A beep from the computer in front of him knocked him out of his reverie. He had been running a simultaneous program for rationing supplies on board Ethiopia while also seeing if it were possible, in any way, to utilize the more esoteric laws of physics and get something the size of a Manu to travel a light-second in seconds. So far it required large amounts of energy and acceleration that no life form could generate much less survive. He tried seeing if the local energy drain on the background radiation would fit the bill. It seemed obvious enough but surprisingly, the energy would only account for 10% of the energy required to boost that bastard to more than half the speed of light. Some piece was missing, and it titillated his mind. He hadn’t slept since it’d happened!
He queued up the report. To his surprise, it wasn’t his programs finishing up – it was a communiqué. From outside the Ethiopia, in the Kuiper belt, not too far along it from the section they were traveling to! It was encoded, and needed Captain-level decryption, but here it was, proof that the war wasn’t over! Peter hastily called Captain Larson on the comm.
Within minutes, the bridge was crowded with up to fifteen people, all waiting to hear good news, somehow catching wind even though no notice had been given. Commander Filch was there, along with the Forge. They were chatting excitedly off in a corner, trying to keep themselves separate from the throng of ensigns and officers. Peter hadn’t had time to leave his chair.

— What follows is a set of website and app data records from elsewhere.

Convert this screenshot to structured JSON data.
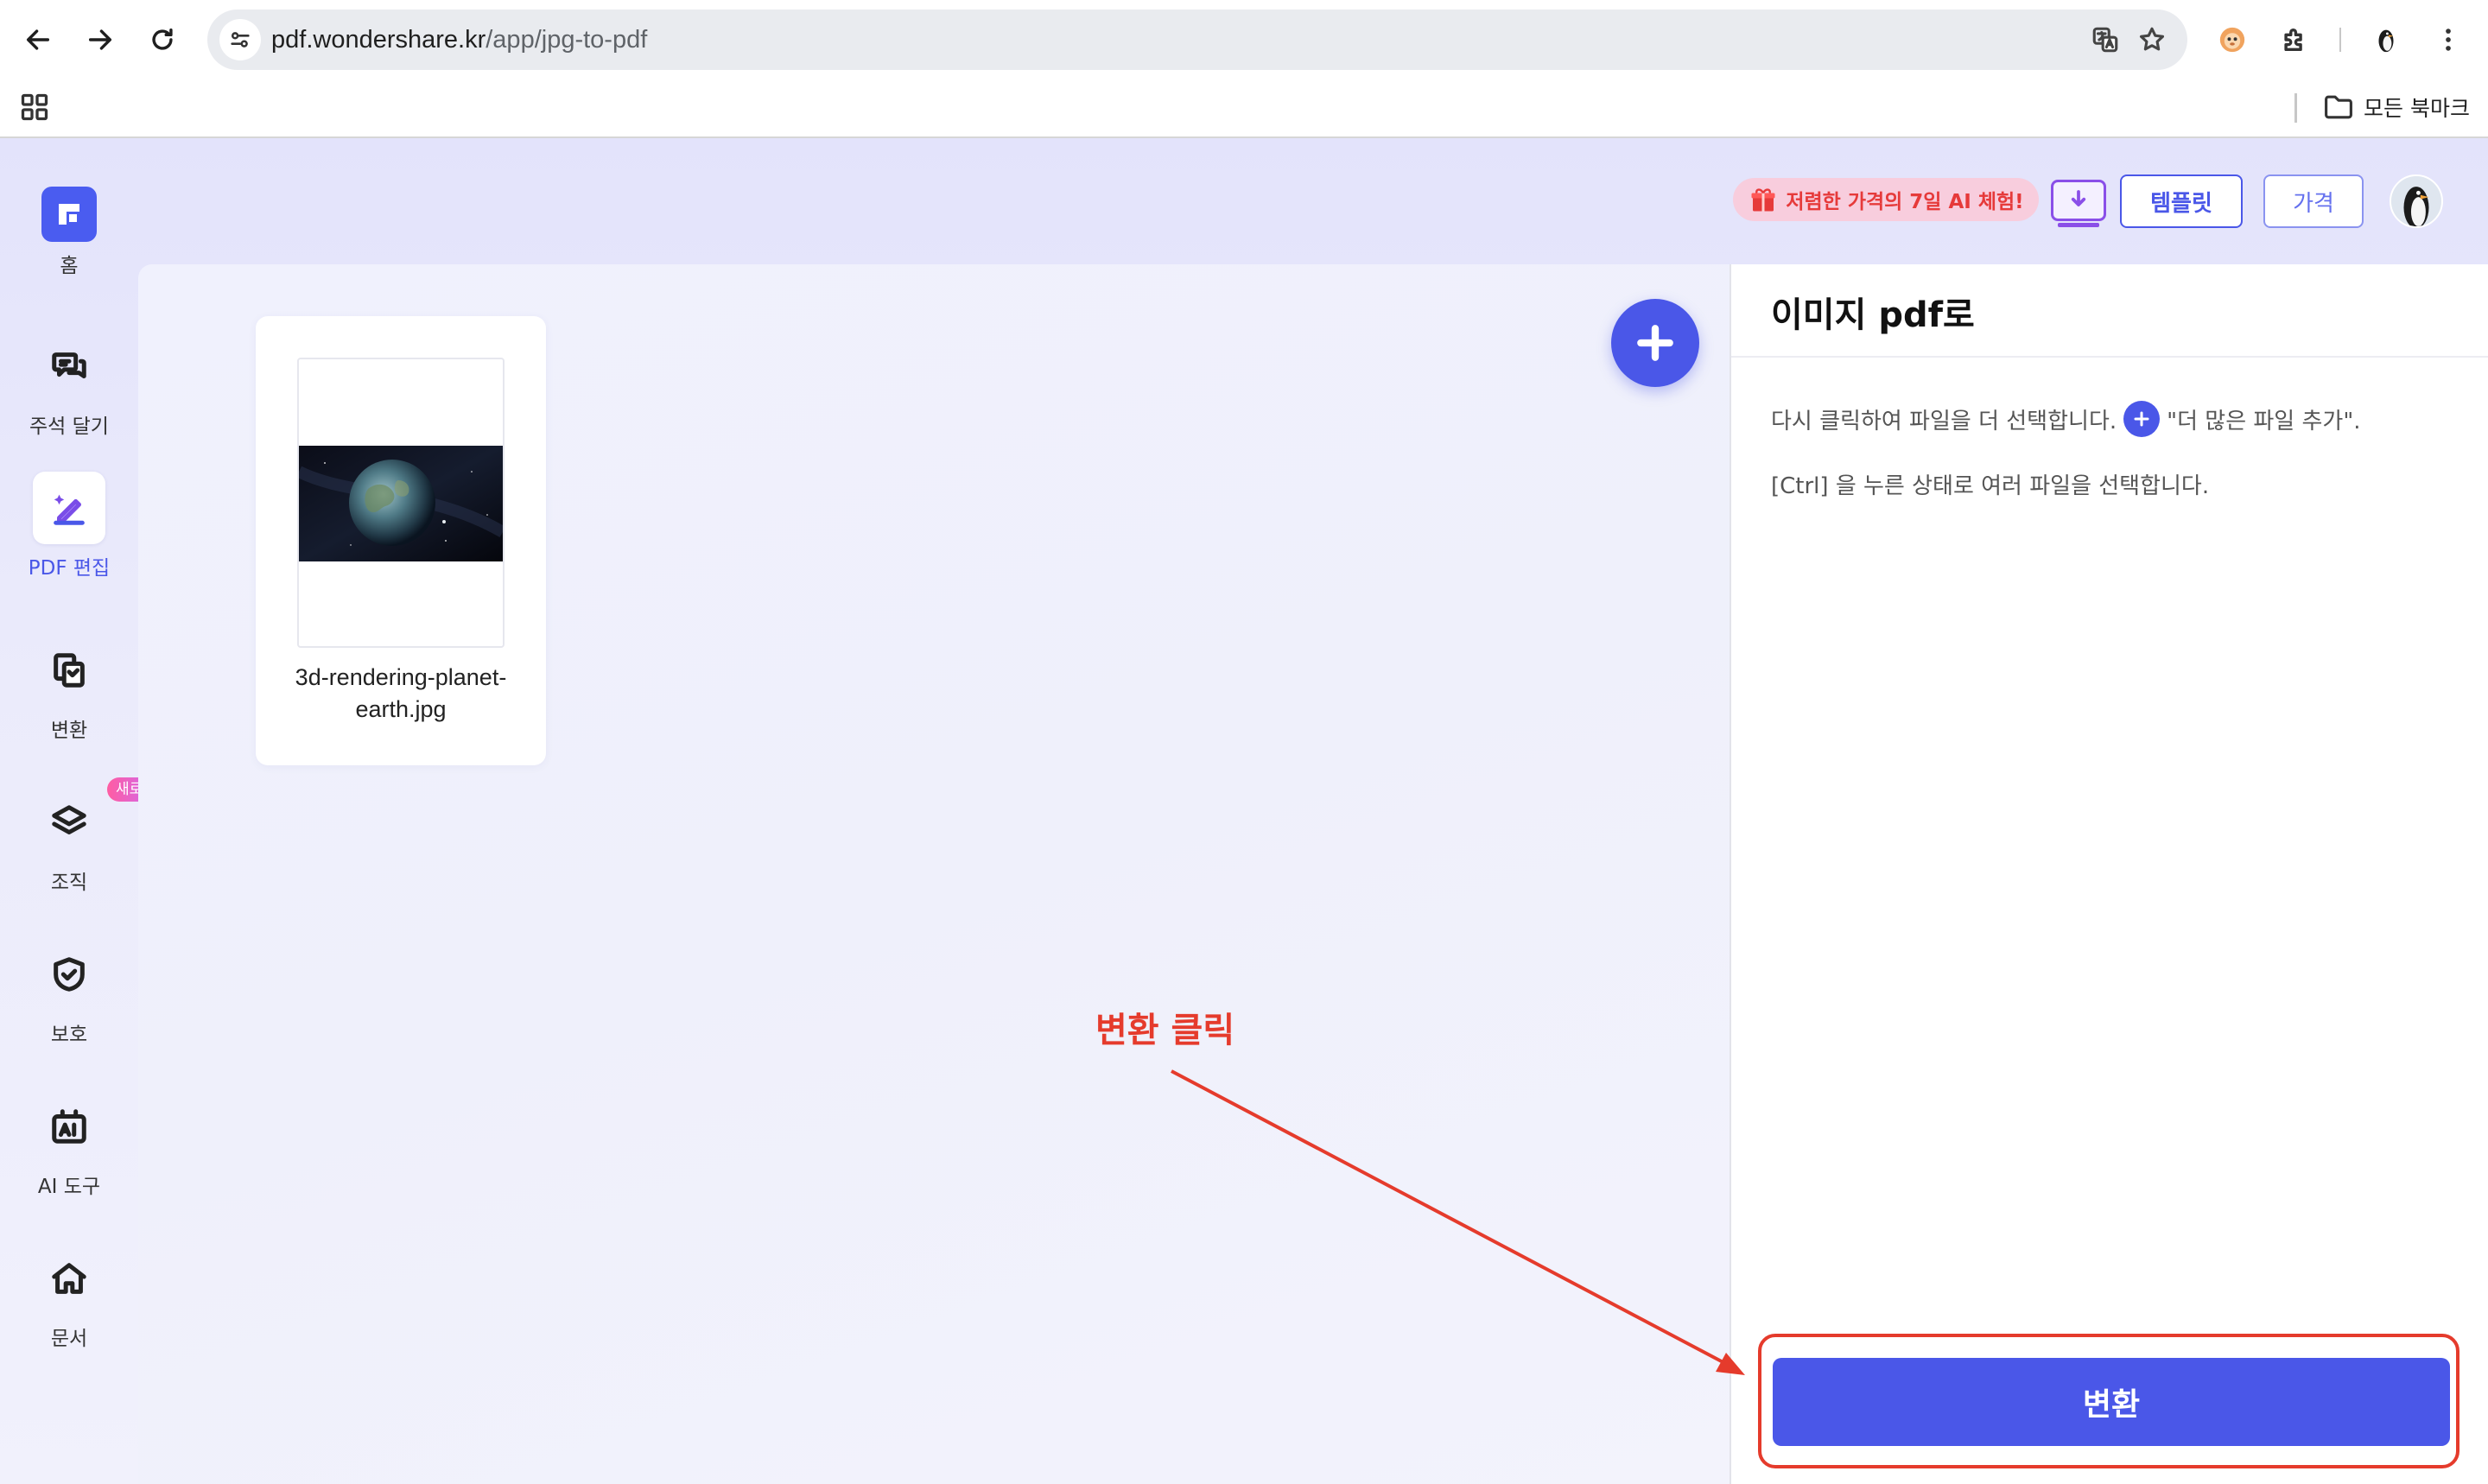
{
  "browser": {
    "url_host": "pdf.wondershare.kr",
    "url_path": "/app/jpg-to-pdf",
    "bookmarks_folder": "모든 북마크"
  },
  "sidebar": {
    "items": [
      {
        "label": "홈",
        "icon": "logo-icon"
      },
      {
        "label": "주석 달기",
        "icon": "annotate-icon"
      },
      {
        "label": "PDF 편집",
        "icon": "edit-pdf-icon"
      },
      {
        "label": "변환",
        "icon": "convert-icon"
      },
      {
        "label": "조직",
        "icon": "layers-icon",
        "badge": "새로운"
      },
      {
        "label": "보호",
        "icon": "shield-icon"
      },
      {
        "label": "AI 도구",
        "icon": "ai-tools-icon"
      },
      {
        "label": "문서",
        "icon": "home-icon"
      }
    ]
  },
  "header": {
    "promo_text": "저렴한 가격의 7일 AI 체험!",
    "template_label": "템플릿",
    "price_label": "가격"
  },
  "canvas": {
    "file_name": "3d-rendering-planet-earth.jpg"
  },
  "panel": {
    "title": "이미지 pdf로",
    "hint_before": "다시 클릭하여 파일을 더 선택합니다.",
    "hint_after": "\"더 많은 파일 추가\".",
    "hint2": "[Ctrl] 을 누른 상태로 여러 파일을 선택합니다.",
    "convert_label": "변환"
  },
  "annotation": {
    "text": "변환 클릭",
    "color": "#e53b2c"
  },
  "colors": {
    "accent": "#4a57e8",
    "promo_bg": "#f8cddd",
    "promo_text": "#e63a3a"
  }
}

Captain Larson finally arrived to let everyone know that due to the authorization level of the code, nobody was in fact allowed to view the message and that instead he’d take it to his quarters on a data tablet. And he apologized profusely for it. Downtrodden people milled out slowly while Peter uploaded the message to a left over data tablet and then left the bridge to another officer for the next shift. He handed it to Larson, who was standing near the elevator shaking hands and giving reassuring pats as he left.
Larson took the message to his quarters and sat down at his desk, brooding. Half of him didn’t want to open the message. It couldn’t be good, after all. There weren’t officially any UCSP outposts in the Kuiper belt – it was too far to be economically viable right now! Where was the signal coming from then? He’d heard rumors among the other Captains that they’d shuttled supplies to the Kuiper belt and then dropped them off in the middle of no where, forced to leave directly afterwards. He’d also heard this’d been going on since the UCSP was founded.
He opened the message and watched as it was decoded. It was just a simple S.O.S., coming from a large asteroid hanging in the Kuiper belt not far from where they were headed. Interestingly, though this message was encoded, it was being broadcasted in broadband, as opposed to narrow band bursts so that the message only reached one ship. This was hitting everybody. Why broadcast such an SOS to everyone that couldn’t be decoded without authorization?
Maybe they were desperate but not quite that desperate yet.
He called the bridge.
“Lt. Commander Yosevich, would you be so kind as to change our course to these coordinates?” He gave the man the coordinates.
And then he sat back and closed his eyes, half-dreaming, half-fearing. Something didn’t smell right. But he had no choice, he had to act.
. . .